TASK TO COMPLETE:
Wherever pictures occur in the entries below, leave them out and retype the rest exactly.

(DATA RECORDS)

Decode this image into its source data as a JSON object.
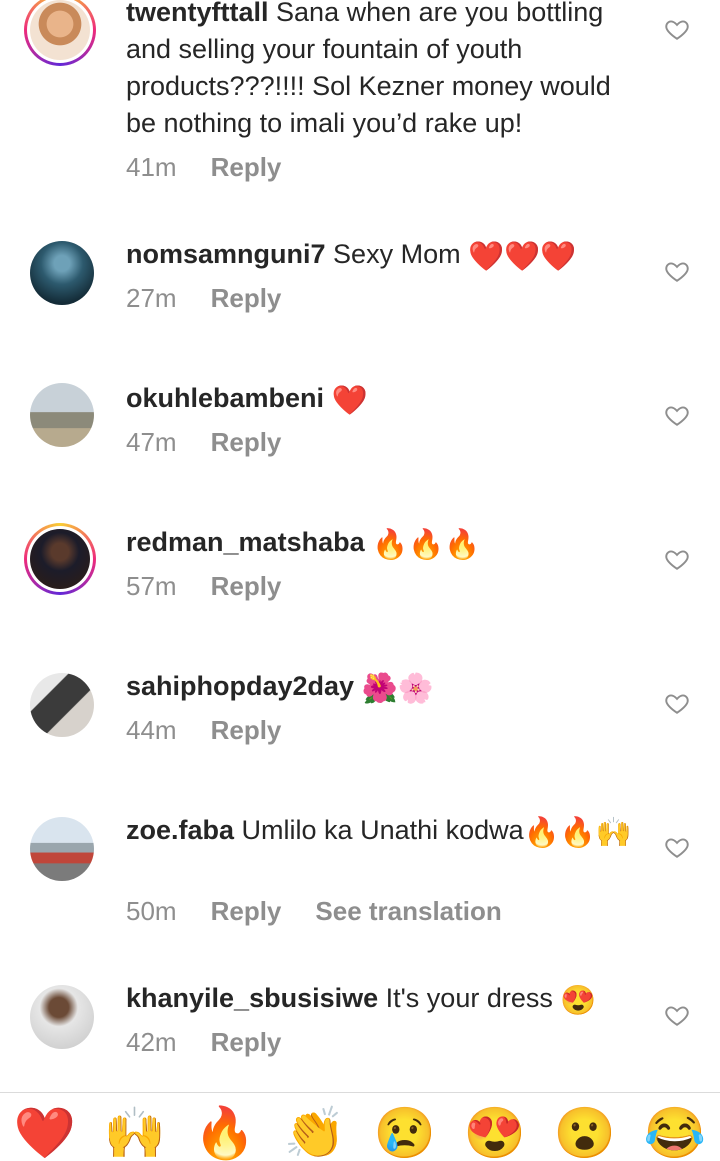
{
  "comments": [
    {
      "username": "twentyfttall",
      "text": "Sana when are you bottling and selling your fountain of youth products???!!!! Sol Kezner money would be nothing to imali you’d rake up!",
      "time": "41m",
      "reply": "Reply"
    },
    {
      "username": "nomsamnguni7",
      "text": "Sexy Mom",
      "emojis": "❤️❤️❤️",
      "time": "27m",
      "reply": "Reply"
    },
    {
      "username": "okuhlebambeni",
      "text": "",
      "emojis": "❤️",
      "time": "47m",
      "reply": "Reply"
    },
    {
      "username": "redman_matshaba",
      "text": "",
      "emojis": "🔥🔥🔥",
      "time": "57m",
      "reply": "Reply"
    },
    {
      "username": "sahiphopday2day",
      "text": "",
      "emojis": "🌺🌸",
      "time": "44m",
      "reply": "Reply"
    },
    {
      "username": "zoe.faba",
      "text": "Umlilo ka Unathi kodwa",
      "emojis": "🔥🔥🙌",
      "time": "50m",
      "reply": "Reply",
      "translate": "See translation"
    },
    {
      "username": "khanyile_sbusisiwe",
      "text": "It's your dress",
      "emojis": "😍",
      "time": "42m",
      "reply": "Reply"
    }
  ],
  "reactions": [
    "❤️",
    "🙌",
    "🔥",
    "👏",
    "😢",
    "😍",
    "😮",
    "😂"
  ],
  "colors": {
    "text": "#262626",
    "muted": "#8e8e8e",
    "divider": "#dbdbdb"
  },
  "icons": {
    "like": "heart-outline-icon"
  }
}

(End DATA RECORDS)

REPLY:
Decode this image into its source data as a JSON object.
{
  "comments": [
    {
      "username": "twentyfttall",
      "text": "Sana when are you bottling and selling your fountain of youth products???!!!! Sol Kezner money would be nothing to imali you’d rake up!",
      "time": "41m",
      "reply": "Reply"
    },
    {
      "username": "nomsamnguni7",
      "text": "Sexy Mom",
      "emojis": "❤️❤️❤️",
      "time": "27m",
      "reply": "Reply"
    },
    {
      "username": "okuhlebambeni",
      "text": "",
      "emojis": "❤️",
      "time": "47m",
      "reply": "Reply"
    },
    {
      "username": "redman_matshaba",
      "text": "",
      "emojis": "🔥🔥🔥",
      "time": "57m",
      "reply": "Reply"
    },
    {
      "username": "sahiphopday2day",
      "text": "",
      "emojis": "🌺🌸",
      "time": "44m",
      "reply": "Reply"
    },
    {
      "username": "zoe.faba",
      "text": "Umlilo ka Unathi kodwa",
      "emojis": "🔥🔥🙌",
      "time": "50m",
      "reply": "Reply",
      "translate": "See translation"
    },
    {
      "username": "khanyile_sbusisiwe",
      "text": "It's your dress",
      "emojis": "😍",
      "time": "42m",
      "reply": "Reply"
    }
  ],
  "reactions": [
    "❤️",
    "🙌",
    "🔥",
    "👏",
    "😢",
    "😍",
    "😮",
    "😂"
  ],
  "colors": {
    "text": "#262626",
    "muted": "#8e8e8e",
    "divider": "#dbdbdb"
  },
  "icons": {
    "like": "heart-outline-icon"
  }
}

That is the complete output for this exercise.